A different source told NBC New York some of these children had no previous underlying health conditions.  

NBC New York's Melissa Russo reports.

The Mount Sinai statement came two days after Dr. Ofori’s counterpart at Cohen Children’s Hospital on Long Island told the I-Team in an interview they’ve seen about a dozen critically ill pediatric patients in the past weeks with similar inflammatory symptoms. 

“We now have at least about 12 patients in our hospital that are presenting in a similar fashion, that we think have some relation to a [COVID-19] infection,” said Dr. James Schneider, Director of Pediatric Critical Care at Cohen Children’s Hospital in Nassau. “It’s something we’re starting to see around the country.” 

A Near-Tragic Case

Cohen is one of several local hospitals where pediatricians say they’re concerned about recent hospitalizations of previously healthy children who have become critically ill with the same features, resembling Toxic Shock Syndrome and Kawasaki disease, an autoimmune sickness that can be triggered by a viral infection and if not treated quickly, can cause life-threatening damage to the arteries and the heart.  

One child who had gone to Cohen Children's Hospital is 8-year-old Jayden Hardowar, who was seemingly healthy before he suddenly went into cardiac arrest one evening.
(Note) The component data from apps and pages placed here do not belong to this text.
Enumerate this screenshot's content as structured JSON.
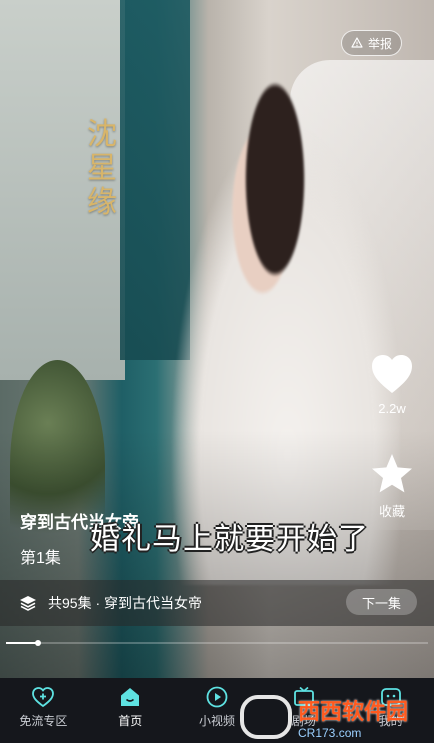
{
  "app": {
    "accent": "#5ee2e2",
    "show_logo_text": "沈星缘",
    "report_label": "举报",
    "like_count": "2.2w",
    "favorite_label": "收藏",
    "drama_title": "穿到古代当女帝",
    "episode_label": "第1集",
    "subtitle_text": "婚礼马上就要开始了",
    "series_summary": "共95集 · 穿到古代当女帝",
    "next_button_label": "下一集",
    "progress_fraction": 0.075
  },
  "tabs": [
    {
      "label": "免流专区",
      "icon": "plus-heart-icon",
      "active": false
    },
    {
      "label": "首页",
      "icon": "home-icon",
      "active": true
    },
    {
      "label": "小视频",
      "icon": "play-circle-icon",
      "active": false
    },
    {
      "label": "剧场",
      "icon": "tv-icon",
      "active": false
    },
    {
      "label": "我的",
      "icon": "profile-icon",
      "active": false
    }
  ],
  "watermark": {
    "text": "西西软件园",
    "sub": "CR173.com"
  }
}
In late April, Jayden started having a fever and bouts of diarrhea. His parents took him to his pediatrician, and soon after he appeared to be responding well to Tylenol. Mother Navita Hardowar said that his temperature broke after a few days, and he never showed any shortness of breath. Although Jayden's father Roup said his son's strength hadn't really come back, they weren't overly worried as they believed it may be due to diarrhea.
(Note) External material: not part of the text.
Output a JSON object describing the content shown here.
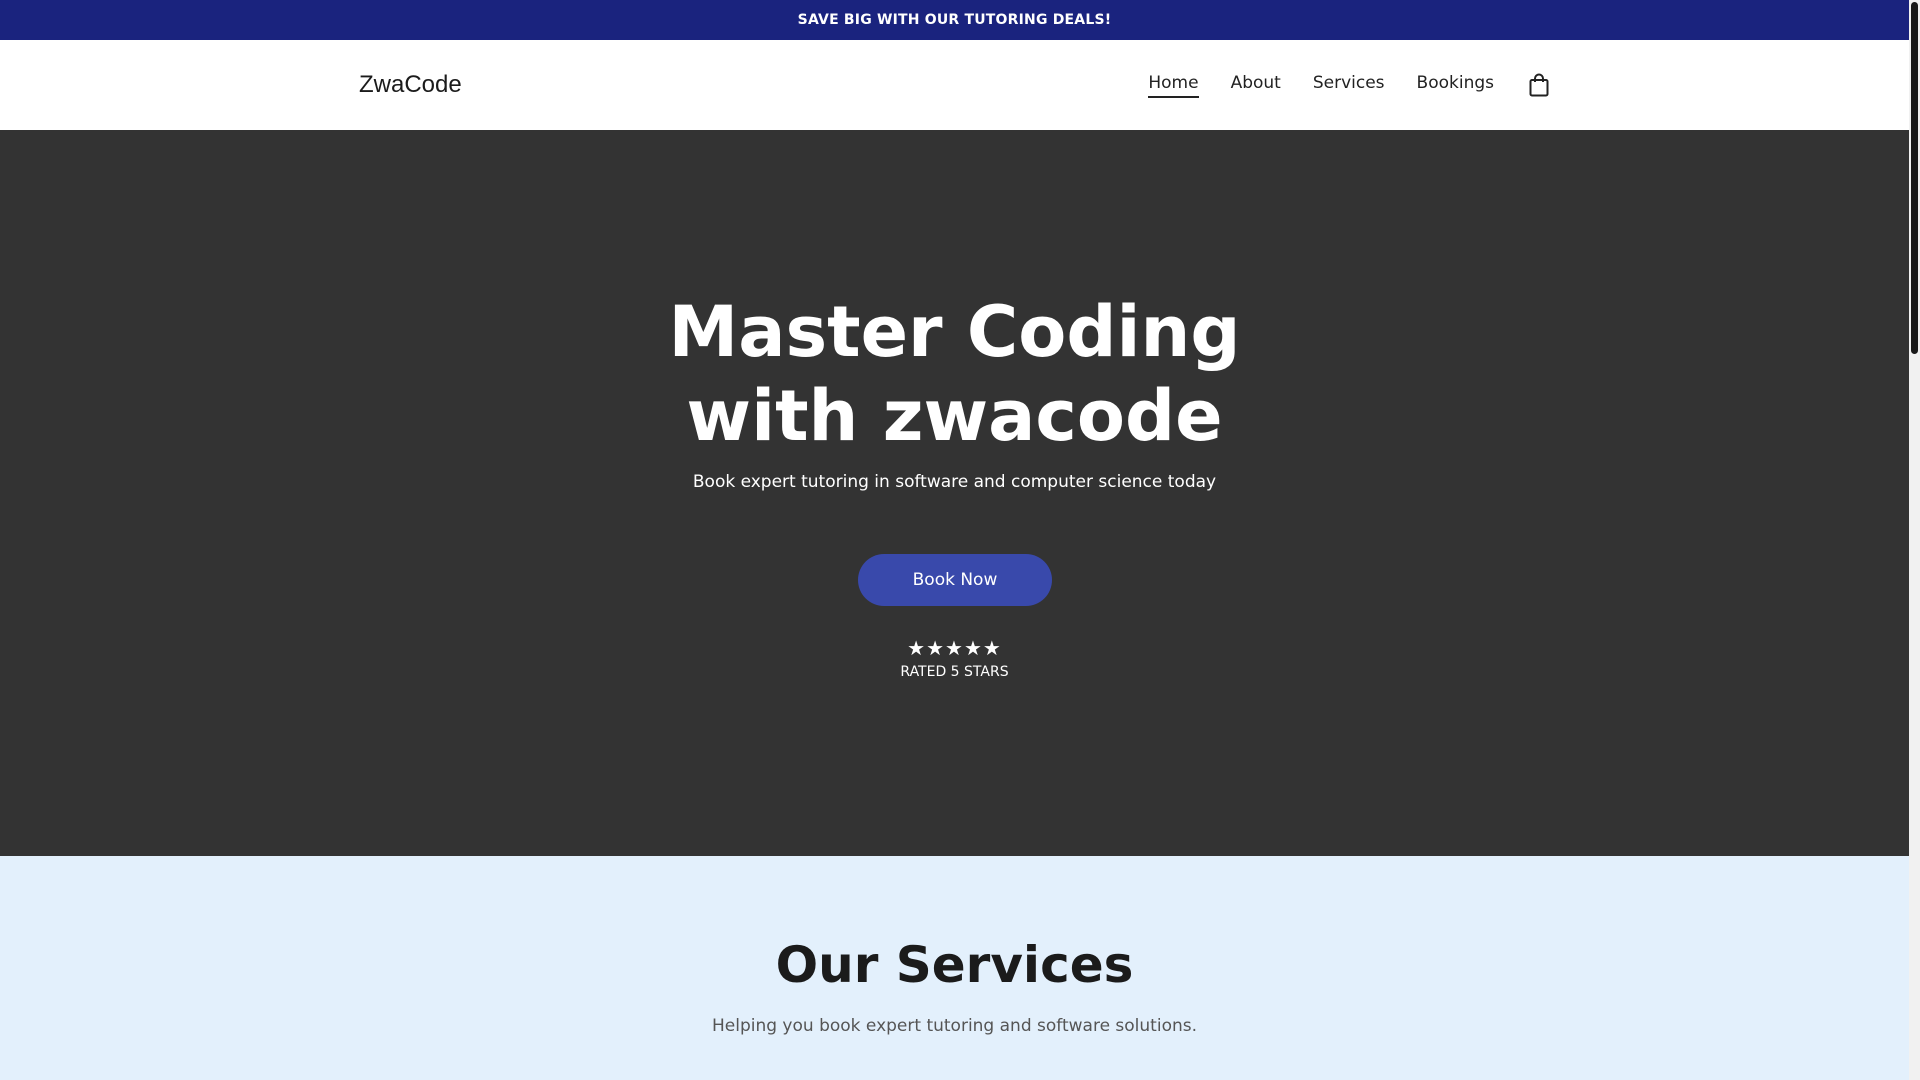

A Queens family is sharing their story of nearly losing their young son to a virus that they believed was not supposed to target children. Now they're warning other parents. NBC New York's Melissa Russo reports.

His mother said she noticed something was very wrong when she was sitting in bed with the child, and saw her son's head and hands twisted in an unorthodox position backward.

"I quickly looked over at his face and his lips were all blue at that point, so right away I knew something was not right here with Jayden," Navita Hardowar said. She started yelling his name, but he was not responding. The boy's brother and father performed CPR, and soon he was rushed to Jamaica Hospital before being rushed to Cohen Children's Hospital in Nassau County.

In Jayden's case, it took just five days for an overall healthy boy to go from playing games and singing to requiring a machine to help him breathe for several days, unable to speak to his parents who tried to video chat with him from his hospital bed. His parents said he has inflammation and suffered from cardiac arrest and heart failure.

Dad Roup still isn't sure how how his son could've contracted the virus. "None of us — six of us in the home: two adults, four kids — none of us had been sick. We've all been very strong and practicing our social distancing very diligently ... we thought we were safe," he said.

Thankfully Jayden was finally well enough to be taken off the ventilator over the weekend, three days after he was rushed to the hospital. While it was still difficult for him to speak, his parents said their boy was more responsive on Sunday when they spoke with him, and they are hoping to have him home soon.

“It just goes to show that COVID does not spare any age group and can lead to very serious illness, even in kids,” said Dr. Schneider.

Scott Gotlieb, former head of the FDA and a New York City emergency room physician, echoed those sentiments during an appearance on CNBC, saying the new cases appear to disprove the previous notion that coronavirus "wasn't really affecting kids."

"We certainly know that there are children who've been hospitalized, who have gotten very sick, but now it appears that there are some unusual phenomena that are affecting children — not in high numbers, these still appear to be small reports in the medical literature — but there are some unusual syndromes that children are developing, perhaps as a result of coronavirus," Gottlieb said on CNBC.

Contact Us